Harte-Hanks president/CEO leaving for other opportunities

Share this article:

Harte-Hanks president and CEO Dean Blythe is leaving the direct marketing services provider effective December 31 to pursue other professional opportunities.

Blythe, who joined Harte-Hanks in 2001 as general counsel, became president in August 2007 and CEO in February 2008. He has served as a director of the company since May 2008, a position he also will resign from this month.

Company veteran and current chairman of the board Larry Franklin will be succeeding Blythe, becoming president and CEO on January 1. Franklin was previously Harte-Hanks' CEO from 1991 to 2002. He will continue to serve as board chairman.

Blythe “has played a critical role in leading our company to address the challenges we face during this dynamic and volatile period in the global economic environment,” said Franklin, in a statement. “While we do not underestimate the challenges from the current economic environment, we firmly believe in the long-term growth opportunities for our company and that we have the people in place to take advantage of those opportunities.”

In October, Harte-Hanks reported that revenue totaled $269.9 million in the third quarter ended September 30, down 5.9% from the previous third quarter. The Shoppers negative year-over-year performance trend continued during the quarter, with revenue declining 17.1%. The markets in California and Florida continued to be very challenging, according to the company.

Share this article:
You must be a registered member of Direct Marketing News to post a comment.

Sign up to our newsletters

Follow us on Twitter @dmnews

Latest Jobs:

More in Agency

Are You Really Ready for Customer Experience?

Are You Really Ready for Customer Experience?

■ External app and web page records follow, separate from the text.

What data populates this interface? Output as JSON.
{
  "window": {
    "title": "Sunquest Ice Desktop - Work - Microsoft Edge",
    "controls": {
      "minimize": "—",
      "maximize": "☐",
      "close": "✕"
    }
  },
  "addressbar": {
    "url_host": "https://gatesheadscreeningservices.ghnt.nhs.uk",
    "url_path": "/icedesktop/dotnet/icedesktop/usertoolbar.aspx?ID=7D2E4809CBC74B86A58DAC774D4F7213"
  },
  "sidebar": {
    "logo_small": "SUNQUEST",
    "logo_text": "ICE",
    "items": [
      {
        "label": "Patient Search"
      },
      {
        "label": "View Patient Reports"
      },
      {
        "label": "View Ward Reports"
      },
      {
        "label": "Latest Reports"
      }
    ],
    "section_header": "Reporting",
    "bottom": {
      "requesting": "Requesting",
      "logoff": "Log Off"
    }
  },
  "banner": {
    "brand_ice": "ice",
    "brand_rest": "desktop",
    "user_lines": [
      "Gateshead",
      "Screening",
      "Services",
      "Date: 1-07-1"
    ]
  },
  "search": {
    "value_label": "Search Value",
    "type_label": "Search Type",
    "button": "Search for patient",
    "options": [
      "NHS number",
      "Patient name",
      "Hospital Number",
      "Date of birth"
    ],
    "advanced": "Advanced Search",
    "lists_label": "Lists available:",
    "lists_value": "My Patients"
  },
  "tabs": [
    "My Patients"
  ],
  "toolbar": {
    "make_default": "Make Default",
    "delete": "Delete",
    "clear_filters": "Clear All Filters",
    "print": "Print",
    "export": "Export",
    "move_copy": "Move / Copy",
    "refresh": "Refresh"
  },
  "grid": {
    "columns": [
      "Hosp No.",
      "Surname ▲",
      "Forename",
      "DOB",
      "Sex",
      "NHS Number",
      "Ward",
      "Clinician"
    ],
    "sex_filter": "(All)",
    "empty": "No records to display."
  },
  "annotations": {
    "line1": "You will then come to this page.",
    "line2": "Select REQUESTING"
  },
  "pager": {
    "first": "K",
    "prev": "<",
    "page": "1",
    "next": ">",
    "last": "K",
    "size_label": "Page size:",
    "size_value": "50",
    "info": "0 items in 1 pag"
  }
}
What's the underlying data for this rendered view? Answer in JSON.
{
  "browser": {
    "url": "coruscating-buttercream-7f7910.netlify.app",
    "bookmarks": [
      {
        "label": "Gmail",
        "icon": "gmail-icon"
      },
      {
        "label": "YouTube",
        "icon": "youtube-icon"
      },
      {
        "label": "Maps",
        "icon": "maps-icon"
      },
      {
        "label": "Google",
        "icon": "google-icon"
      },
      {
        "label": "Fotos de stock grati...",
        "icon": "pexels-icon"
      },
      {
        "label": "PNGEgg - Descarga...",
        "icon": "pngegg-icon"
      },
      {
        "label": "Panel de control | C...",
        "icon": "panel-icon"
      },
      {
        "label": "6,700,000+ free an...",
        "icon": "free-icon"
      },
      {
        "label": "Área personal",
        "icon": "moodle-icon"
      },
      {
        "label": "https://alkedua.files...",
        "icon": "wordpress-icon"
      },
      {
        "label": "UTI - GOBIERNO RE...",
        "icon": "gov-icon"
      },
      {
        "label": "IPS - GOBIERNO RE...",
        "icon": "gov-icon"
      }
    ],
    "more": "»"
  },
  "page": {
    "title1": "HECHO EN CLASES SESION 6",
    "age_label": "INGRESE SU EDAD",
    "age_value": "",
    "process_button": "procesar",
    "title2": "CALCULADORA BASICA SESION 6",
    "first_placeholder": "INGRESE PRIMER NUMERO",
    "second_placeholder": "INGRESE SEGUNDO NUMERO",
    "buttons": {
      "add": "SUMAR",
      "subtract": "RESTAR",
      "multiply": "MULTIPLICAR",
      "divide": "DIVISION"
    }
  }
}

Marketers can talk a good game about customer centricity, but actions speak louder than words.

Essentials in Content Marketing: Think like a best-selling author

Essentials in Content Marketing: Think like a best-selling ...

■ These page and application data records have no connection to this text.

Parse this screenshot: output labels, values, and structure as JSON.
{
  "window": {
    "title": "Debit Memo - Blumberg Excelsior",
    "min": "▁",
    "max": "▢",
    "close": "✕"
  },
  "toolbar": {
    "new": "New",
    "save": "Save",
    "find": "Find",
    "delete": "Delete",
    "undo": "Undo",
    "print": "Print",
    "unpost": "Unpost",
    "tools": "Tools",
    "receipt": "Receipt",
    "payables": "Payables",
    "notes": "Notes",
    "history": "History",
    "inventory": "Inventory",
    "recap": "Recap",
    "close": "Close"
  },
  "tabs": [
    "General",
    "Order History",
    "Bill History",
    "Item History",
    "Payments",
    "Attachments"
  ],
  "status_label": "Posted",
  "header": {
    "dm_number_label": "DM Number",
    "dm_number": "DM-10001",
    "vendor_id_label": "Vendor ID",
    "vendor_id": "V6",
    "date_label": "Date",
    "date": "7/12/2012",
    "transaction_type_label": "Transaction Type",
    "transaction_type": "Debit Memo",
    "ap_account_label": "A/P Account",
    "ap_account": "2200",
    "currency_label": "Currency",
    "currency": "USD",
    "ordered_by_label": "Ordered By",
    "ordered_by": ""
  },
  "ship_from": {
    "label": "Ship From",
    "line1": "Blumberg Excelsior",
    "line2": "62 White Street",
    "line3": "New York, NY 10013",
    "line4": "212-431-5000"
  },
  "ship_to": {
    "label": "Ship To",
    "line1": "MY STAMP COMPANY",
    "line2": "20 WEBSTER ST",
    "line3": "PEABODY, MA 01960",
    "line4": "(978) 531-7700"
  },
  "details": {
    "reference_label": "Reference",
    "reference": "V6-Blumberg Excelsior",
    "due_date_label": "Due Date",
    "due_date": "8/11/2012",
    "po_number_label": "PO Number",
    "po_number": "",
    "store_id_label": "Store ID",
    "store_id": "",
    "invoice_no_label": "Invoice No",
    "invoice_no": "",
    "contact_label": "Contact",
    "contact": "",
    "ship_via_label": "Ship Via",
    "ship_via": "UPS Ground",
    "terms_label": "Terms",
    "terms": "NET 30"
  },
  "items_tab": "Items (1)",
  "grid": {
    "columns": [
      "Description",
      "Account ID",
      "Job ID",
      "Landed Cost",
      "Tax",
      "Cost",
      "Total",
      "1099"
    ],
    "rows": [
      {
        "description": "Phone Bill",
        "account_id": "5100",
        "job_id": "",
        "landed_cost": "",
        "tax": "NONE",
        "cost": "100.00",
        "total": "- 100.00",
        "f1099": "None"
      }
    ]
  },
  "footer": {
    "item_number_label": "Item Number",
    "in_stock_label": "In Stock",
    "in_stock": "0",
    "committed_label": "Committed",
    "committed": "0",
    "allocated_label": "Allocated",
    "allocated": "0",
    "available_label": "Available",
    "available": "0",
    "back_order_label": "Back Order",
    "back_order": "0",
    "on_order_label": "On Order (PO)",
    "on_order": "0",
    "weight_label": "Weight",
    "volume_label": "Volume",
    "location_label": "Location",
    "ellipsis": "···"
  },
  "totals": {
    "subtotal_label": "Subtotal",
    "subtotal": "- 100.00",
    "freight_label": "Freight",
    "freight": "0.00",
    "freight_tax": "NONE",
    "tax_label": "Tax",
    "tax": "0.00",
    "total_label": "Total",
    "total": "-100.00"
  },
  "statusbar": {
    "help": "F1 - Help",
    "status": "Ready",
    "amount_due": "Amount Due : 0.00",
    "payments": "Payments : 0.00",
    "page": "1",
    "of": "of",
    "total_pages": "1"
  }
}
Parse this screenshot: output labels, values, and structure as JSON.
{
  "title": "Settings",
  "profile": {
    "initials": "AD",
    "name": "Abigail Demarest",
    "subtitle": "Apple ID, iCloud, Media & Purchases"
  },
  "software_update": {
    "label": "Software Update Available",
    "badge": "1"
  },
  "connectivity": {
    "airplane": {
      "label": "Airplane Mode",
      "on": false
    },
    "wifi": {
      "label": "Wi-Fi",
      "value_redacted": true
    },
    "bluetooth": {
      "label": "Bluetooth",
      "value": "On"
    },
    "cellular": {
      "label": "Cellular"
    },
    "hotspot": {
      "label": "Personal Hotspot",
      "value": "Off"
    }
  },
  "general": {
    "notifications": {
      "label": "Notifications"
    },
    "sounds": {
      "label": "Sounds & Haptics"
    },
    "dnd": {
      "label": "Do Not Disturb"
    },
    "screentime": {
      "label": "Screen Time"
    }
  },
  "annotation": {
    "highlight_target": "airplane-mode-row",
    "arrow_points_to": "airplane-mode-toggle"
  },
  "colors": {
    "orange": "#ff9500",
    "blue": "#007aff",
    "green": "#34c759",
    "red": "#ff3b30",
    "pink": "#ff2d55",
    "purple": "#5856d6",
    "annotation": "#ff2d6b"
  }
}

Imagine if all the electronic content thrown your way daily was actually printed on paper. To stand out from those piles of worthless pixels, you must offer your audiences intriguing ...

The Mobile-Email Marriage

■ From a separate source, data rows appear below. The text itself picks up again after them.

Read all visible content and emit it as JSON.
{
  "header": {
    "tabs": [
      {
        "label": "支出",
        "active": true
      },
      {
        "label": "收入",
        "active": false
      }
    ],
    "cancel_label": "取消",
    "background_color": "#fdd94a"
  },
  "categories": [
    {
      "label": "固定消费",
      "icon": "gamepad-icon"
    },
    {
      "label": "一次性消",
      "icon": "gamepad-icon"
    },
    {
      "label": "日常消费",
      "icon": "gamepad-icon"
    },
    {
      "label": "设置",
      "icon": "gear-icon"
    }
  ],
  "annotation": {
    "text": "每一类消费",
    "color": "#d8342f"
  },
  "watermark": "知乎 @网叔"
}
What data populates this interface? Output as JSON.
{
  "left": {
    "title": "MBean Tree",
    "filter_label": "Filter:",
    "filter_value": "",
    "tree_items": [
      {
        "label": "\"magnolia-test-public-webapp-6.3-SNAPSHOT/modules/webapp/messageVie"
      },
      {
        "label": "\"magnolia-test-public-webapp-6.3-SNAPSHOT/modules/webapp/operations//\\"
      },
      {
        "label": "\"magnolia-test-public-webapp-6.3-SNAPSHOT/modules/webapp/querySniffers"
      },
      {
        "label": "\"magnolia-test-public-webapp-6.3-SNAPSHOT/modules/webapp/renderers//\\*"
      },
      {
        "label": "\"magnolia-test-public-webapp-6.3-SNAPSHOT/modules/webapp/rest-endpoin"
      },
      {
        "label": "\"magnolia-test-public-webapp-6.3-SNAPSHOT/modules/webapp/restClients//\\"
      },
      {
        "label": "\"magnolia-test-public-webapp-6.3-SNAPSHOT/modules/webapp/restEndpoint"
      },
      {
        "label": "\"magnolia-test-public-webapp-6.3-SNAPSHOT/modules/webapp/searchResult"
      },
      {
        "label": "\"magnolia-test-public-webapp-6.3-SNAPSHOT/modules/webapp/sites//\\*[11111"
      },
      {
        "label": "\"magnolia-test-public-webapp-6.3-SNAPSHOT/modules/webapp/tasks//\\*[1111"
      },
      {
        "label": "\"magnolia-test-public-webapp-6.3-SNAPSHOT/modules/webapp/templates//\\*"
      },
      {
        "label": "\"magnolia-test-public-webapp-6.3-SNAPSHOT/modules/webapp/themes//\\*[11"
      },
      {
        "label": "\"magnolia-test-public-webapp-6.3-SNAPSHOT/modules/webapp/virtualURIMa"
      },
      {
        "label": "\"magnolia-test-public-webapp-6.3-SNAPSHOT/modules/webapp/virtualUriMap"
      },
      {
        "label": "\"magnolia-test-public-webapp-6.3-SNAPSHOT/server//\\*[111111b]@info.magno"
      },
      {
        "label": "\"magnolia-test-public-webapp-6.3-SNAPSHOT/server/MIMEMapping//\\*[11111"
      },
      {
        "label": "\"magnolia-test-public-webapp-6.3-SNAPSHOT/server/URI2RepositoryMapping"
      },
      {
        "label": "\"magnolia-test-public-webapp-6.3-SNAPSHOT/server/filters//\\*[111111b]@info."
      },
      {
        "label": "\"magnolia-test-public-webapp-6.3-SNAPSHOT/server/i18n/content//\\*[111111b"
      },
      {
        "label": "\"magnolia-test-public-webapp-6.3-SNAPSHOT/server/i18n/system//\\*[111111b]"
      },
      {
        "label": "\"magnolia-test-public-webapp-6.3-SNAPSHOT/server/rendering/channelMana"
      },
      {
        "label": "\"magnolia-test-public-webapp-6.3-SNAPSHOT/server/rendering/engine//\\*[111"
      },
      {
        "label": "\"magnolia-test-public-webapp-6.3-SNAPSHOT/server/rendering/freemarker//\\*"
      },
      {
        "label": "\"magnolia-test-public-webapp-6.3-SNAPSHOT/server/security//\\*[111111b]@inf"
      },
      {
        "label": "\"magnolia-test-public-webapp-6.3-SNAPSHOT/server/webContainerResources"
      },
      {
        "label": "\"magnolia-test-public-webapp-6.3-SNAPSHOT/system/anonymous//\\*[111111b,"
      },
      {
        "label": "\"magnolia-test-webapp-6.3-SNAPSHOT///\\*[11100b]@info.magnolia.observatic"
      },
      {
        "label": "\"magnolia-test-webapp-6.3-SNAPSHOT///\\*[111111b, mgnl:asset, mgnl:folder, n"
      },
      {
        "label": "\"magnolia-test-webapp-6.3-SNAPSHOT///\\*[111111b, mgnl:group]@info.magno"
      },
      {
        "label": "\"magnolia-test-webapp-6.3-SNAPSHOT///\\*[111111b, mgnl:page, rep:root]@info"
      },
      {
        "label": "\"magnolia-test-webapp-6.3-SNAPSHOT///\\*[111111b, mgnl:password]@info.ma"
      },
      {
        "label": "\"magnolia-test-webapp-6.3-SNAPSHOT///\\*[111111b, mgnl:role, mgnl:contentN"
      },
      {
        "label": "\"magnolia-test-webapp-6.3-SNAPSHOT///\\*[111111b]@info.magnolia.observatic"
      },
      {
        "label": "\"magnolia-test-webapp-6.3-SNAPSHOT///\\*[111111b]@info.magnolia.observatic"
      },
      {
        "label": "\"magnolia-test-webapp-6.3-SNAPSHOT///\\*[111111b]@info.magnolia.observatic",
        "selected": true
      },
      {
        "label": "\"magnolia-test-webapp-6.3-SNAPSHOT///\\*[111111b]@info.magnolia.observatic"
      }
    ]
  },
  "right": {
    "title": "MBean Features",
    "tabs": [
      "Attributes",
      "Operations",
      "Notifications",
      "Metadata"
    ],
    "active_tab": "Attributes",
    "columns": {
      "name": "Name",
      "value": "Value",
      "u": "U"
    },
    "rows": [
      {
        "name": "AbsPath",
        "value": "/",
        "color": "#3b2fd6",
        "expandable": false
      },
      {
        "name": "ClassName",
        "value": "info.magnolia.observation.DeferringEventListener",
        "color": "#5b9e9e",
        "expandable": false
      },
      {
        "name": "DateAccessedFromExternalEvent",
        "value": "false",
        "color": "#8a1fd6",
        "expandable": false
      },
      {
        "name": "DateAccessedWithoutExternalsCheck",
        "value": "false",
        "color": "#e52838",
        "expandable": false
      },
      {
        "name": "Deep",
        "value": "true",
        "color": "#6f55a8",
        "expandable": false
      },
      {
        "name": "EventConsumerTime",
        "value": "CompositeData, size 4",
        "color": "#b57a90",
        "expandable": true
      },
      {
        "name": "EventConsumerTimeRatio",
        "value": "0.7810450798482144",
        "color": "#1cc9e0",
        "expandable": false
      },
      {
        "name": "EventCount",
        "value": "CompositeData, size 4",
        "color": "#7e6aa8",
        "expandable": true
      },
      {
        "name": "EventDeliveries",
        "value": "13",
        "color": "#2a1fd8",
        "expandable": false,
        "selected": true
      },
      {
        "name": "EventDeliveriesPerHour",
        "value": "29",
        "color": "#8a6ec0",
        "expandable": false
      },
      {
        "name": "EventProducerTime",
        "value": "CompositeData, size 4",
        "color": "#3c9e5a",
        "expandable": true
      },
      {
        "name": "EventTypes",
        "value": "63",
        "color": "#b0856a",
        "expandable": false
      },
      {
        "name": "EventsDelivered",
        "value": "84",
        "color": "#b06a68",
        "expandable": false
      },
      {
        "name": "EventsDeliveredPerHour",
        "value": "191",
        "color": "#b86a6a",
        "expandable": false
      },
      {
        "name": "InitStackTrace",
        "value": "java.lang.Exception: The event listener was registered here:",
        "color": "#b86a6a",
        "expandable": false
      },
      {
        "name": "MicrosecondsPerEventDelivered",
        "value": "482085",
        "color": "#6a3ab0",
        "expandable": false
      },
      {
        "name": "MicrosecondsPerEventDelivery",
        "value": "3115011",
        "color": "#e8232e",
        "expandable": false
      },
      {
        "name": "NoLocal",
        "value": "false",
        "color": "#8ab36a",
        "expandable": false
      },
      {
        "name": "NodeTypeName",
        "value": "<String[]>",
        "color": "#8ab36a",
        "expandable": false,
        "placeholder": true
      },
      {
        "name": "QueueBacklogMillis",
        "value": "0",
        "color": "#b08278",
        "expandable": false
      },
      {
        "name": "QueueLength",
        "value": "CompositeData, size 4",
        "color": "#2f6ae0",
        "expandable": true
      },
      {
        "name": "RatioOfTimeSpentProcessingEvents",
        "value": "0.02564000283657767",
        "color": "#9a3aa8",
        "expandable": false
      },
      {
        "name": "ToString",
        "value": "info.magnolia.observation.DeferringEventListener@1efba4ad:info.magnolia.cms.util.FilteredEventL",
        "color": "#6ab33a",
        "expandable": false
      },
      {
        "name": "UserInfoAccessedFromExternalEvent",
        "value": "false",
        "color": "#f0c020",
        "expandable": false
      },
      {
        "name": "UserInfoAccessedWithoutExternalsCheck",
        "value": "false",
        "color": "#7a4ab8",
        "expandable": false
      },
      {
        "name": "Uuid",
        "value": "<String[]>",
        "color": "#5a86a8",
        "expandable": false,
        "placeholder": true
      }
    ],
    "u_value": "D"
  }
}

The Mobile-Email Marriage

Marketers who considered leaving email at the altar are finding renewed passion for the channel as an ever-increasing number of customers triage, read, and click-through email on their smartphones.